PROBLEM REQUIREMENTS »
Search the material for "title" and copy each line in which it is found.

*** Opening PROVIDED DATA ***

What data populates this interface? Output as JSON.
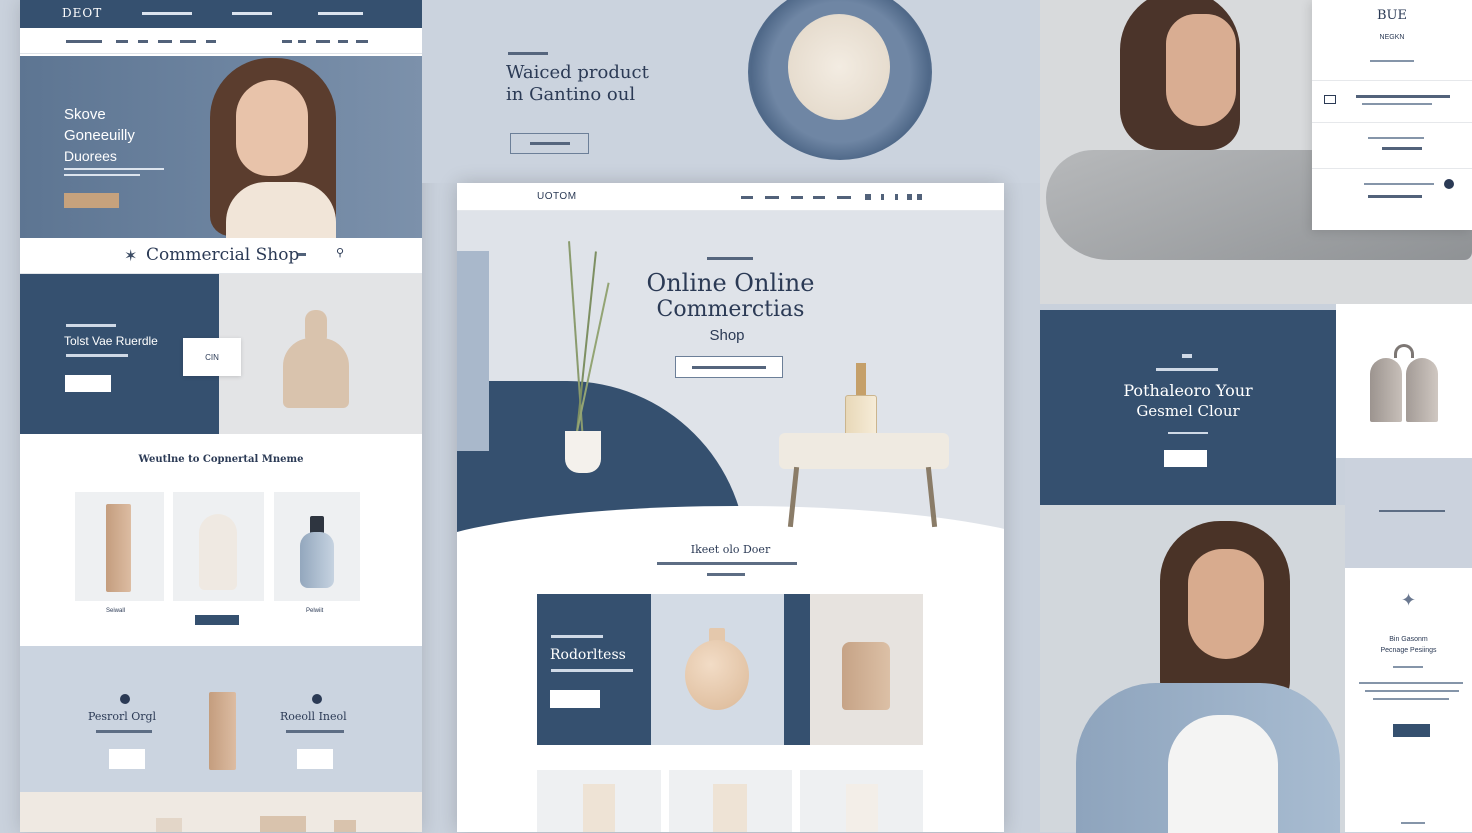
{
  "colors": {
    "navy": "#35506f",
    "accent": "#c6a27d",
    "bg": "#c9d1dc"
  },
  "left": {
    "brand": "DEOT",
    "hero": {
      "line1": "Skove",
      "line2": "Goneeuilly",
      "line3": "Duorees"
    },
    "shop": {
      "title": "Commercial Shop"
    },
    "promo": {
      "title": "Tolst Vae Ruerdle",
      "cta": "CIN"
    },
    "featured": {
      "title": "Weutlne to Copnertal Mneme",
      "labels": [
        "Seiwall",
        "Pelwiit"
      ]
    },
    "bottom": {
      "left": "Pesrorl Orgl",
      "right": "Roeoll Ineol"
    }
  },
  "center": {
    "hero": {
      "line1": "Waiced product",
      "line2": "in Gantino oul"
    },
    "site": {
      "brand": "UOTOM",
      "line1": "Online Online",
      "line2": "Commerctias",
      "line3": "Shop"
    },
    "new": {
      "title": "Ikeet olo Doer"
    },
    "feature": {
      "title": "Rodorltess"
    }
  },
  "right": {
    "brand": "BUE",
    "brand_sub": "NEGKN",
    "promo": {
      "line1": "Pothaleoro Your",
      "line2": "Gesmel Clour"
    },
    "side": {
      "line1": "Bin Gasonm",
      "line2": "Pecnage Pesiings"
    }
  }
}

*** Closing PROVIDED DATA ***

PROBLEM SOLUTION »
      "title": "Commercial Shop"
      "title": "Tolst Vae Ruerdle",
      "title": "Weutlne to Copnertal Mneme",
      "title": "Ikeet olo Doer"
      "title": "Rodorltess"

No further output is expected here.